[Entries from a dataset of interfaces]
****************************************
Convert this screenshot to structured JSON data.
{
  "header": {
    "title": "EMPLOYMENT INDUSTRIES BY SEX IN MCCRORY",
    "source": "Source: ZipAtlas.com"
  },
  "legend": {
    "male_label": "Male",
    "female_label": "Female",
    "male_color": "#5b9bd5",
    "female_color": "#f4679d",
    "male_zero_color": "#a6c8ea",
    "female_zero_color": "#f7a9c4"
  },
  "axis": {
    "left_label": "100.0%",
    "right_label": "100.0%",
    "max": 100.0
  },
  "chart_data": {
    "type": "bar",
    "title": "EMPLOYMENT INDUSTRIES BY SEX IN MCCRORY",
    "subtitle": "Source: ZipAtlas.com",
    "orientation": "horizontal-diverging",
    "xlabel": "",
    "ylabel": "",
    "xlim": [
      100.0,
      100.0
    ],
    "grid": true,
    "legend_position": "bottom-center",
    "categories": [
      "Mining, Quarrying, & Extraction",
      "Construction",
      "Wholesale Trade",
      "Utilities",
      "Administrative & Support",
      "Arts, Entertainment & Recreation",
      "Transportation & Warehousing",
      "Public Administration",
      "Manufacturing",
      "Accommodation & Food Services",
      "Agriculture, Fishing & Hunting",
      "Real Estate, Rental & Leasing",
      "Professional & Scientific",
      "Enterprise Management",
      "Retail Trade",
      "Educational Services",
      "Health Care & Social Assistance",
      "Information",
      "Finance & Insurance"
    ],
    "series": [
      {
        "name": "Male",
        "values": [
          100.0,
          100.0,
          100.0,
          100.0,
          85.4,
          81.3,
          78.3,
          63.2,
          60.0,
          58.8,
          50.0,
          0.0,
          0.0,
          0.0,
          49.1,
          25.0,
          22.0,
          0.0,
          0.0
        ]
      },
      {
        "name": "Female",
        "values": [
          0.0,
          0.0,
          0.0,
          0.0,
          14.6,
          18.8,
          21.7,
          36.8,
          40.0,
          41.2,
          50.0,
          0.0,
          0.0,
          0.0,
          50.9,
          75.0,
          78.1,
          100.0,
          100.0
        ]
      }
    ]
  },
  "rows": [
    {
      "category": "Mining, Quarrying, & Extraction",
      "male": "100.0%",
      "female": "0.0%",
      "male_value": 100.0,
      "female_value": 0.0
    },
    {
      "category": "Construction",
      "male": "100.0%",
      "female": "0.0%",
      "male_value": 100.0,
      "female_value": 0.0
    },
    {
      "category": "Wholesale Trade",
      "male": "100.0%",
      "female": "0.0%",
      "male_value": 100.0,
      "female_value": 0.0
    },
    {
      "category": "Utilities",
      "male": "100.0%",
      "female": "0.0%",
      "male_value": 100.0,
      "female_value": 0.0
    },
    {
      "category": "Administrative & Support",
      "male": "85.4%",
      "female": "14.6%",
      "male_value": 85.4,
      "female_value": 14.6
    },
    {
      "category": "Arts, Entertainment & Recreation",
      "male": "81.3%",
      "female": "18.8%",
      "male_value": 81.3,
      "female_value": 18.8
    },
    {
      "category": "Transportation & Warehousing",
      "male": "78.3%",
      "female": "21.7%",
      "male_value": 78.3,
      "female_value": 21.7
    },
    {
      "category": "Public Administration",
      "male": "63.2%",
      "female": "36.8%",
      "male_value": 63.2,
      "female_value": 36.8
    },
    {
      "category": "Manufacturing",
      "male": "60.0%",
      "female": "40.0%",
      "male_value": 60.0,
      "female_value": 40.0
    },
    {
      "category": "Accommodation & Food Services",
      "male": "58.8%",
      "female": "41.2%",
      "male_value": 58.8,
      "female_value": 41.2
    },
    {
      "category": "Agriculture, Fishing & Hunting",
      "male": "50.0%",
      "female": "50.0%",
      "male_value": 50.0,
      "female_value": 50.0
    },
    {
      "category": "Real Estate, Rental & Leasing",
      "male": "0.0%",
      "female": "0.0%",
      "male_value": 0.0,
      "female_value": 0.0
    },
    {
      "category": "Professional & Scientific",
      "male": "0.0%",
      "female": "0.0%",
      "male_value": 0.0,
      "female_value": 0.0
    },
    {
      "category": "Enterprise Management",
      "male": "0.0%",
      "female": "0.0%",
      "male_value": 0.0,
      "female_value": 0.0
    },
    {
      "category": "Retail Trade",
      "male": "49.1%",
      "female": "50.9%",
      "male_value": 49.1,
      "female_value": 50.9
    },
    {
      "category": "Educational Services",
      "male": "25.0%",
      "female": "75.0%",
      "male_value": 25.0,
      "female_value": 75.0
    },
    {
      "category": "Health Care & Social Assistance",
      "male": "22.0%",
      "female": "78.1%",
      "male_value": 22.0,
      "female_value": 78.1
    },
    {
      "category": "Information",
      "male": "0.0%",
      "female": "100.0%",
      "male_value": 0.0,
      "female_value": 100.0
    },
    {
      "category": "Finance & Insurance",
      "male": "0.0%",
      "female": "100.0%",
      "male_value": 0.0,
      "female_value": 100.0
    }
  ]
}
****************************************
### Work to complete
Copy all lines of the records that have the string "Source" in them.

### Finished task
    "source": "Source: ZipAtlas.com"
    "subtitle": "Source: ZipAtlas.com",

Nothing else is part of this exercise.